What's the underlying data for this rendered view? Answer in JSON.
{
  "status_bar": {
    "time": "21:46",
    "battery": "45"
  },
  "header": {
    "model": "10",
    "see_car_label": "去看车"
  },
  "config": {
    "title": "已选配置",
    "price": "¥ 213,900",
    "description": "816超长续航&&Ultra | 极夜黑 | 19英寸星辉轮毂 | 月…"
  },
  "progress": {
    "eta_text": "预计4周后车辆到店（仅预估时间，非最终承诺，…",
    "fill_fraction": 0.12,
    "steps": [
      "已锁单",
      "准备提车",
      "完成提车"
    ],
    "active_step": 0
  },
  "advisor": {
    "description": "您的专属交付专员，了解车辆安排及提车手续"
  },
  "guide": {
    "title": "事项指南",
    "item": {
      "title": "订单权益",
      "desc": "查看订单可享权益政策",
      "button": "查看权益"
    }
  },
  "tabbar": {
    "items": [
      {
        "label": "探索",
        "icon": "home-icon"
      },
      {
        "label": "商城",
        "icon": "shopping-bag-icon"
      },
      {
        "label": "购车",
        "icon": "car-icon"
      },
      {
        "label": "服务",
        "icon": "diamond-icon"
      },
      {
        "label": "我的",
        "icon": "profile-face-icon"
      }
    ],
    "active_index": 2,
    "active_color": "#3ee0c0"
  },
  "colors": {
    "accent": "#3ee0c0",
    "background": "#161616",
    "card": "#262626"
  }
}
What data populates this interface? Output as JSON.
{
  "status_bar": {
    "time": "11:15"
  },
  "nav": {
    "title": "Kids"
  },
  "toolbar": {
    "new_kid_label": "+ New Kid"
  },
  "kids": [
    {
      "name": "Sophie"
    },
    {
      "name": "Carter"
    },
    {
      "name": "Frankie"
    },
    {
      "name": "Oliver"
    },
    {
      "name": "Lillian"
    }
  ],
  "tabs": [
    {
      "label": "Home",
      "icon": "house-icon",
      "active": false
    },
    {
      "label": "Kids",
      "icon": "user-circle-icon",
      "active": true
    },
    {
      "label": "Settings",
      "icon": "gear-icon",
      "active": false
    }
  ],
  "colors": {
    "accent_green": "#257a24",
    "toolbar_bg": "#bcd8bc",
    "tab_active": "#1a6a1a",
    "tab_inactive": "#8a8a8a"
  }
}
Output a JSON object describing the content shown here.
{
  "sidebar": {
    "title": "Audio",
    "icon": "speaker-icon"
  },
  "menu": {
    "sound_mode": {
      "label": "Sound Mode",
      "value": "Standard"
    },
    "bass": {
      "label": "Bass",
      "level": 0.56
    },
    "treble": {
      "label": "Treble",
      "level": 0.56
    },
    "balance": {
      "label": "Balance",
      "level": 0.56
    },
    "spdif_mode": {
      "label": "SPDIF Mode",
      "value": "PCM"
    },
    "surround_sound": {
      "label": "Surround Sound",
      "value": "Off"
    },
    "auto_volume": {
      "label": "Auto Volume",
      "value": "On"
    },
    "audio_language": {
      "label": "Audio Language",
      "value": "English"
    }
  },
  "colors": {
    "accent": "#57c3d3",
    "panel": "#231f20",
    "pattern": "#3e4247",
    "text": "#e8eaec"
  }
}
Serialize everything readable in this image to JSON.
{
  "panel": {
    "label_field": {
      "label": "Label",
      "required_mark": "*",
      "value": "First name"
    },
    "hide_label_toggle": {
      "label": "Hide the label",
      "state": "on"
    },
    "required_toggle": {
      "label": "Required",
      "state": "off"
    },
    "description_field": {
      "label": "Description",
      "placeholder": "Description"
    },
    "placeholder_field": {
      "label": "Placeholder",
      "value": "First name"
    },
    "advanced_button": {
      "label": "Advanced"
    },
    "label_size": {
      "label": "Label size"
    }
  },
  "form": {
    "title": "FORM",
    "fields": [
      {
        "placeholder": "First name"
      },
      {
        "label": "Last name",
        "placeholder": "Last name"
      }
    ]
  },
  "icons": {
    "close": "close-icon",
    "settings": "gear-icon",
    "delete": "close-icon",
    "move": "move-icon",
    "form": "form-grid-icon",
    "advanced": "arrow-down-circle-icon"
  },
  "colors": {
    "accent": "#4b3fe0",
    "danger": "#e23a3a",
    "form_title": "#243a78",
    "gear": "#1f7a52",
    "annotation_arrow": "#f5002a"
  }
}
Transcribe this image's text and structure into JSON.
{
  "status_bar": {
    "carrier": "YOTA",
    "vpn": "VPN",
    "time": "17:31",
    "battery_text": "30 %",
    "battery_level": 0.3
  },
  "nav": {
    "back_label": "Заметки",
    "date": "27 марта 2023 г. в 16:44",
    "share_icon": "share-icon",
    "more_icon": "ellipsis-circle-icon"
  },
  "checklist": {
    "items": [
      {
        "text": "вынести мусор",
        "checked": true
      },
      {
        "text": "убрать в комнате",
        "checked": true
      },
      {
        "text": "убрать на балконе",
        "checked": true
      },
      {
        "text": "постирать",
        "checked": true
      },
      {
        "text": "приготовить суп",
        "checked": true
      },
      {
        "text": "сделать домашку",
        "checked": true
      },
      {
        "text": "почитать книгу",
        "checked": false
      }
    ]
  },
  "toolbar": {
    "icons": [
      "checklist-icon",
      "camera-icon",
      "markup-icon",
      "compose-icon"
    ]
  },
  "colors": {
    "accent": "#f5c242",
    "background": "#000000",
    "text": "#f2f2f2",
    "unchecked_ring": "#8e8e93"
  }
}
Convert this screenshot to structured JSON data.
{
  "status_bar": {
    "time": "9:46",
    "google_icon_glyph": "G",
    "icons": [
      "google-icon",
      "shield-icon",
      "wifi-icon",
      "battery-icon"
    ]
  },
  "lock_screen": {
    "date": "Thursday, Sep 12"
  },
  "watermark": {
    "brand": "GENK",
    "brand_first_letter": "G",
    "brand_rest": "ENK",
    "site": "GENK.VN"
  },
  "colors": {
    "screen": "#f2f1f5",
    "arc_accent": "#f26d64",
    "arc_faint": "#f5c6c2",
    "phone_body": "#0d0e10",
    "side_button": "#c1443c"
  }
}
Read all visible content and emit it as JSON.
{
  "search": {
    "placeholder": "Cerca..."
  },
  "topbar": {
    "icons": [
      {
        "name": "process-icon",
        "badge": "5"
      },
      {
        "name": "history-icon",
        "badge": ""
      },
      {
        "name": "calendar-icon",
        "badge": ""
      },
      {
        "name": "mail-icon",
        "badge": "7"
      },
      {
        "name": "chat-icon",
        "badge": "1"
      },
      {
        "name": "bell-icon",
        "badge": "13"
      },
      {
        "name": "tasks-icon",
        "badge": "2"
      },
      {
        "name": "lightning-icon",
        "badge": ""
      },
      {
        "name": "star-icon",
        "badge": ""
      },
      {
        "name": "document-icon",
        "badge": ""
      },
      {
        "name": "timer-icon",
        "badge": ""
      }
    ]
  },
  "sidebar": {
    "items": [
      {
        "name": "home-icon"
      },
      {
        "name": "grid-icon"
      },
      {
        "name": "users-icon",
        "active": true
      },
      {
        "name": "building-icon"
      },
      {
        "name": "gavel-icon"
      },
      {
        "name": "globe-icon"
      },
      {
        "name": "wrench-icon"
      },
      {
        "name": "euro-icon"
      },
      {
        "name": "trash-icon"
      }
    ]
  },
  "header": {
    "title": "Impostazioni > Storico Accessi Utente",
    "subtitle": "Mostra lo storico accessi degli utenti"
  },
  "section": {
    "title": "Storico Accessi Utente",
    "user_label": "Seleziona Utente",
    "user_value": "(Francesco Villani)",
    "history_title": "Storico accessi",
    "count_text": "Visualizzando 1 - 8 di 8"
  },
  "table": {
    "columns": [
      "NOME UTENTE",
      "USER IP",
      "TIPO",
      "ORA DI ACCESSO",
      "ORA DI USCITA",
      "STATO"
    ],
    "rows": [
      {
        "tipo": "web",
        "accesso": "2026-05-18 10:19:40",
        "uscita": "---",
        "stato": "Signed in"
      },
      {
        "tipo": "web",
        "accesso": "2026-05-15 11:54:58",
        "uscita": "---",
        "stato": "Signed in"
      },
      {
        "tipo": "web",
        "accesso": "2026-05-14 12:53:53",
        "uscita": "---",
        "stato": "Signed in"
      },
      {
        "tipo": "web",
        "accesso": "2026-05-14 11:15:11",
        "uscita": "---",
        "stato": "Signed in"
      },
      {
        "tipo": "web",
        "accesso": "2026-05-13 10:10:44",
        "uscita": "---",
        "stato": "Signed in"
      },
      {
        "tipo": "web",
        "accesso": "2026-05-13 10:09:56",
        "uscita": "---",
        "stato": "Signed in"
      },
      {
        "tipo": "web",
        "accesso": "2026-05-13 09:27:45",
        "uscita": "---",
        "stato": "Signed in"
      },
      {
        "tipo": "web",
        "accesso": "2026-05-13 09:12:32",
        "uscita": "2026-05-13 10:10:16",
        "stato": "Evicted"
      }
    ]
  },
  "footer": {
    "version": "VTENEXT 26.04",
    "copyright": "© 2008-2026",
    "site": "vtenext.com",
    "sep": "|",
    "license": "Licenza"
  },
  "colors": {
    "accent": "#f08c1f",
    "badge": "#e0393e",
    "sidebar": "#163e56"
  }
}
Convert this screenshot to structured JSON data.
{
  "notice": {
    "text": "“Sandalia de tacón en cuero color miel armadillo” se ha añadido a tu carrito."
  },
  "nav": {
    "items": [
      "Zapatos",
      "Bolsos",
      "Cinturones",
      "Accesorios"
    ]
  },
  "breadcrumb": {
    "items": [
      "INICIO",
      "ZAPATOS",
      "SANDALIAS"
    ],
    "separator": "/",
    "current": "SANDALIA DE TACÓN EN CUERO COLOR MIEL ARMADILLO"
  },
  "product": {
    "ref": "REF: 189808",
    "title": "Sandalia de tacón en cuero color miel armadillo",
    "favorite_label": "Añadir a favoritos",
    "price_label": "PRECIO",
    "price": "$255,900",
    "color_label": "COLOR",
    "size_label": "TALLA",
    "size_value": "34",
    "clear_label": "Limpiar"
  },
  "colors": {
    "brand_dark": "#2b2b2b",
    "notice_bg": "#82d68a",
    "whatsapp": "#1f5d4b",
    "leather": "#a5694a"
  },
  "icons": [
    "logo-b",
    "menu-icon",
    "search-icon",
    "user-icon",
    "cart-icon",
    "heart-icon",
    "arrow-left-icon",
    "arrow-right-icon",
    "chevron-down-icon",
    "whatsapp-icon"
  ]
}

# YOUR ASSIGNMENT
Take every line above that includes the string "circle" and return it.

# RESULT OF THE TASK
      "icon": "user-circle-icon",
    "advanced": "arrow-down-circle-icon"
    "more_icon": "ellipsis-circle-icon"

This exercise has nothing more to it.